Not only will these sites give you a sneak peek into the rich culture and history that helped shape our area into the popular travel destination it is today, you will also learn a lot about the people who once lived here and learn more of their stories.
1. The Wonderland Hotel
As of late, the Wonderland Hotel has quickly become one of the most famous abandoned places to visit in Great Smoky Mountains National Park after a hiker’s video went viral of him ‘re-discovering’ the area. In the film, he takes you in and around several of the buildings that surround the former lodging site.
In its prime, the Wonderland Hotel was a bustling destination for both locals and tourists wanting to relax in the scenic beauty of the area for a couple of days. It housed 26 guest rooms, each that came with their own private bathroom with claw-foot tub. These features made the hotel one of the most luxurious in the area.
Located in the Elkmont area of the national Park, The Wonderland Hotel first opened its doors in 1912. In 1995, the majority of the original building was lost in a fire. In 2006, the National Park Service sent a team to save any artifacts and historically significant objects they could for preservation. Today, all that is left of the once-famous hotel are the abandoned buildings that are still standing.
UPDATE: Unfortunately, the Wonderland Hotel was destroyed by a fire in April 2016. The fire also damaged area hemlock and rhododendron trees, but thankfully the trees were there because they slowed the spread of the fire. The structure’s historic materials were removed in 2006, and the building was already slated for demolition pending funding.
To see the full video of one hiker’s tour of The Wonderland hotel, watch the video below!
2. Cades Cove
Drawing over 2 million visitors a year, we will admit that it is a bit of a stretch to call Cades Cove abandoned. However, for the purposes of this list, we are not talking about the area itself as much as we are the historic homesites and churches where people once lived and prayed.
The next time you visit this scenic place, remember the families who lived in the rustic cabins you hike to. Imagine the children that once played in the fields and the congregations that once met in the churches. Once you find out about the secrets of Cades Cove, you will find a whole new appreciation for the area, more so than just the natural beauty that it is known for.
Located near the Metcalf Bottoms picnic area, Little Greenbrier is one of our favorite abandoned places to visit in Great Smoky Mountains National Park because of how unique the area is. Here, you can find both an old school and the former home of The Walker Sisters, some of the last remaining residents of what is now the national park.
The Little Greenbrier School was much more than a school. It was a place of learning as well as a place of worship for the Primitive Baptist church. Between 1882 and 1936, it educated a countless number of students and employed nearly 50 teachers.
4. Civilian Conservation Corps Camp (Kephart Prong Trail)
In case you aren’t familiar, the Civilian Conservation Corps was a group of young men from the area who worked to build the hiking trails in the Great Smoky Mountains National Park. The organization was created by President Franklin D. Roosevelt under his New Deal program that provided unskilled manual labor jobs to aid in the conservation and development in rural areas. In addition to helping create the park that we know and love today, the CCC also helped families who struggled to find work during the Great Depression.

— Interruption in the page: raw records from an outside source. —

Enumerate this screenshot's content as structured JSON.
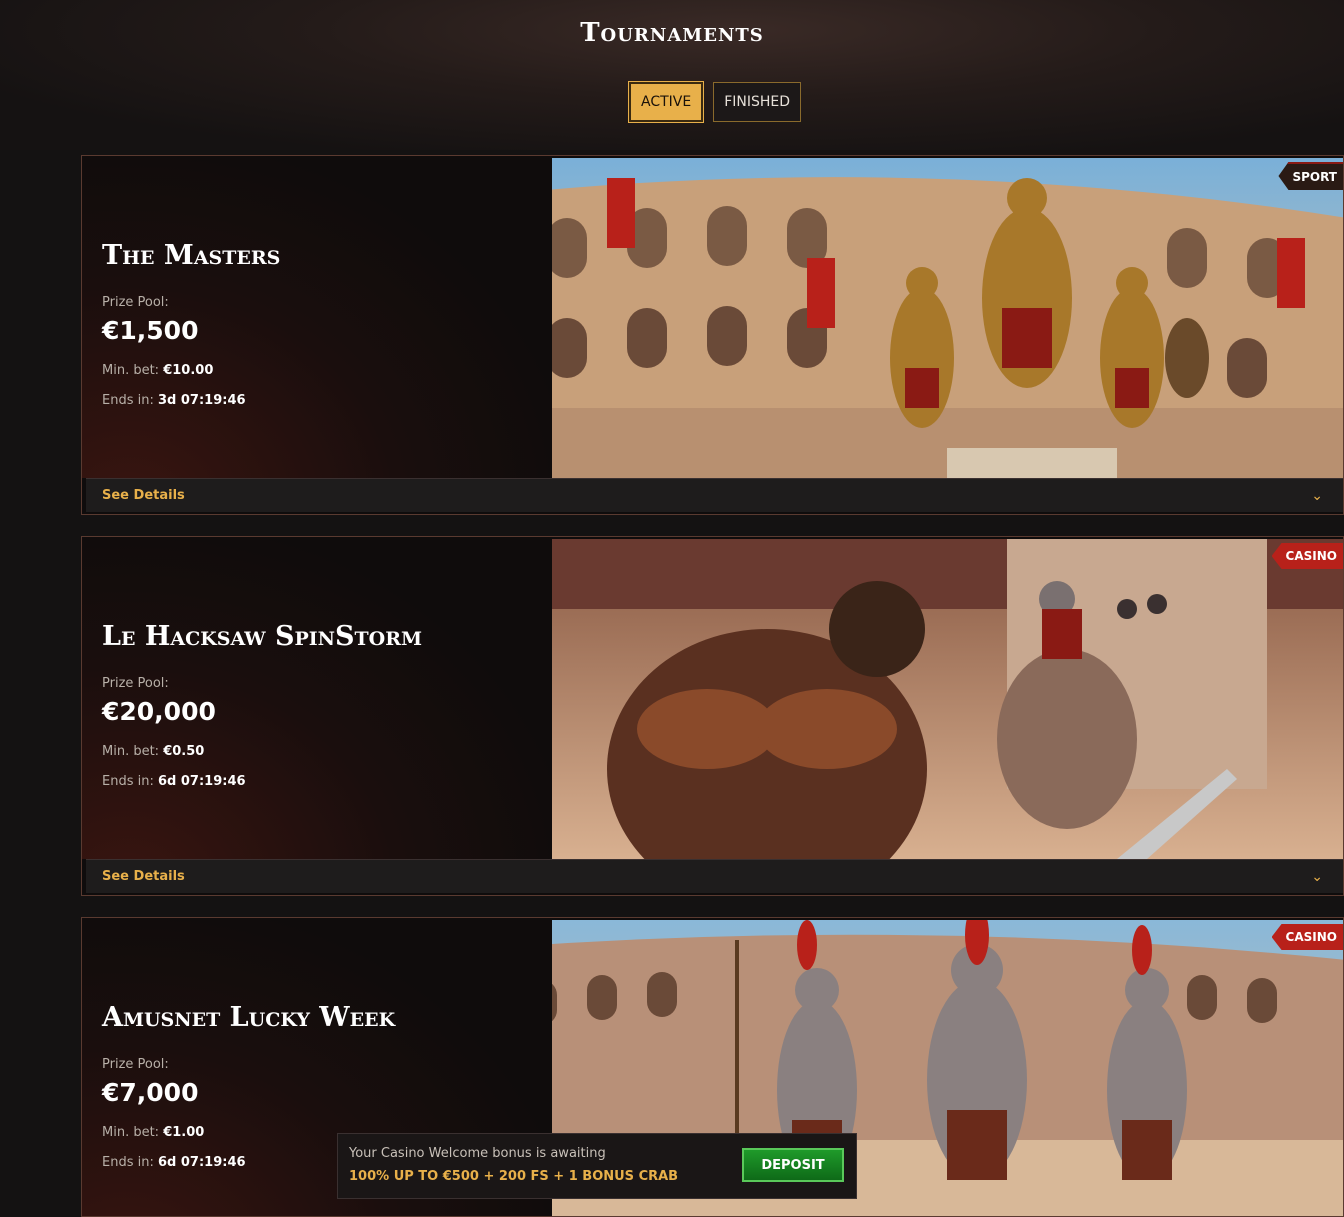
{
  "page": {
    "title": "Tournaments"
  },
  "tabs": [
    {
      "label": "ACTIVE",
      "active": true
    },
    {
      "label": "FINISHED",
      "active": false
    }
  ],
  "labels": {
    "prize_pool": "Prize Pool:",
    "min_bet": "Min. bet:",
    "ends_in": "Ends in:",
    "see_details": "See Details"
  },
  "tournaments": [
    {
      "name": "The Masters",
      "prize": "€1,500",
      "min_bet": "€10.00",
      "ends_in": "3d 07:19:46",
      "badge": "SPORT"
    },
    {
      "name": "Le Hacksaw SpinStorm",
      "prize": "€20,000",
      "min_bet": "€0.50",
      "ends_in": "6d 07:19:46",
      "badge": "CASINO"
    },
    {
      "name": "Amusnet Lucky Week",
      "prize": "€7,000",
      "min_bet": "€1.00",
      "ends_in": "6d 07:19:46",
      "badge": "CASINO"
    }
  ],
  "toast": {
    "line1": "Your Casino Welcome bonus is awaiting",
    "line2": "100% UP TO €500 + 200 FS + 1 BONUS CRAB",
    "button": "DEPOSIT"
  },
  "colors": {
    "accent": "#e8b04a",
    "casino_badge": "#b8211a",
    "deposit": "#1f9a2a"
  }
}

Today, you can see remnants of one of the old CCC camps when you hike along the Kephart Prong Trail. Although the houses and buildings are no longer standing, you can still see an old chimney from one of the barracks and the old rock framing for what was once the camp’s signboard.
Do you know of any abandoned places to visit in Great Smoky Mountains National Park that we missed on our list? Let us know in the comments below!